Leaving the pictures aside, write out the whole listing below exactly.

________________________________________

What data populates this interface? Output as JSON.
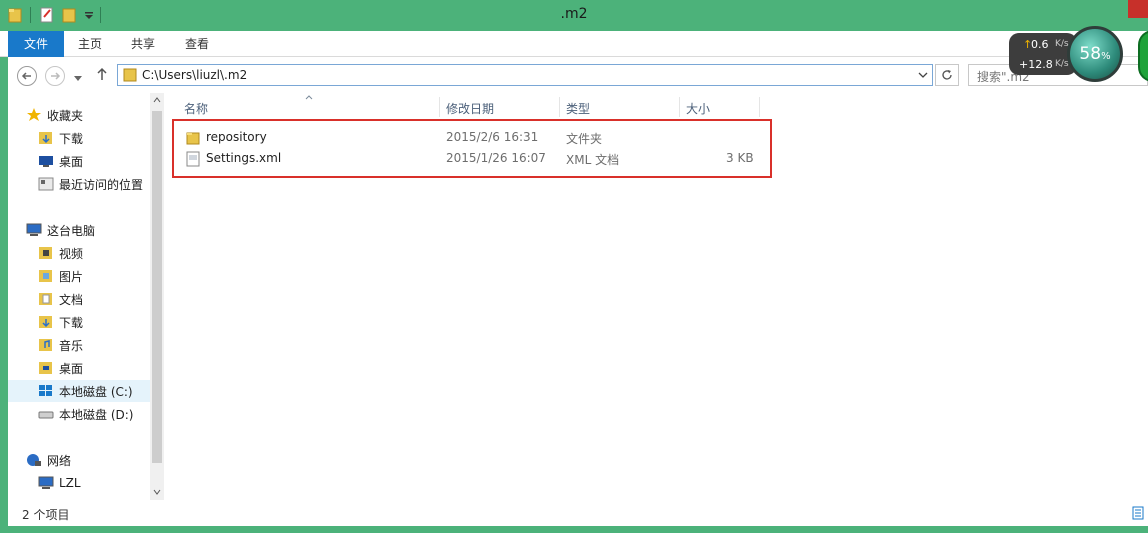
{
  "window": {
    "title": ".m2"
  },
  "ribbon": {
    "tabs": [
      "文件",
      "主页",
      "共享",
      "查看"
    ]
  },
  "address": {
    "path": "C:\\Users\\liuzl\\.m2",
    "search_placeholder": "搜索\".m2"
  },
  "nav": {
    "favorites": {
      "label": "收藏夹",
      "items": [
        "下载",
        "桌面",
        "最近访问的位置"
      ]
    },
    "computer": {
      "label": "这台电脑",
      "items": [
        "视频",
        "图片",
        "文档",
        "下载",
        "音乐",
        "桌面",
        "本地磁盘 (C:)",
        "本地磁盘 (D:)"
      ]
    },
    "network": {
      "label": "网络",
      "items": [
        "LZL"
      ]
    }
  },
  "columns": [
    "名称",
    "修改日期",
    "类型",
    "大小"
  ],
  "files": [
    {
      "name": "repository",
      "date": "2015/2/6 16:31",
      "type": "文件夹",
      "size": ""
    },
    {
      "name": "Settings.xml",
      "date": "2015/1/26 16:07",
      "type": "XML 文档",
      "size": "3 KB"
    }
  ],
  "status": {
    "count": "2 个项目"
  },
  "widget": {
    "up": "0.6",
    "up_unit": "K/s",
    "down": "+12.8",
    "down_unit": "K/s",
    "percent": "58",
    "percent_sign": "%"
  },
  "colors": {
    "accent": "#1979ca",
    "frame": "#4cb27a",
    "highlight": "#d9302a"
  }
}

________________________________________

■ **TASK RESPONSE**
What data populates this interface? Output as JSON.
{
  "window": {
    "title": ".m2"
  },
  "ribbon": {
    "tabs": [
      "文件",
      "主页",
      "共享",
      "查看"
    ]
  },
  "address": {
    "path": "C:\\Users\\liuzl\\.m2",
    "search_placeholder": "搜索\".m2"
  },
  "nav": {
    "favorites": {
      "label": "收藏夹",
      "items": [
        "下载",
        "桌面",
        "最近访问的位置"
      ]
    },
    "computer": {
      "label": "这台电脑",
      "items": [
        "视频",
        "图片",
        "文档",
        "下载",
        "音乐",
        "桌面",
        "本地磁盘 (C:)",
        "本地磁盘 (D:)"
      ]
    },
    "network": {
      "label": "网络",
      "items": [
        "LZL"
      ]
    }
  },
  "columns": [
    "名称",
    "修改日期",
    "类型",
    "大小"
  ],
  "files": [
    {
      "name": "repository",
      "date": "2015/2/6 16:31",
      "type": "文件夹",
      "size": ""
    },
    {
      "name": "Settings.xml",
      "date": "2015/1/26 16:07",
      "type": "XML 文档",
      "size": "3 KB"
    }
  ],
  "status": {
    "count": "2 个项目"
  },
  "widget": {
    "up": "0.6",
    "up_unit": "K/s",
    "down": "+12.8",
    "down_unit": "K/s",
    "percent": "58",
    "percent_sign": "%"
  },
  "colors": {
    "accent": "#1979ca",
    "frame": "#4cb27a",
    "highlight": "#d9302a"
  }
}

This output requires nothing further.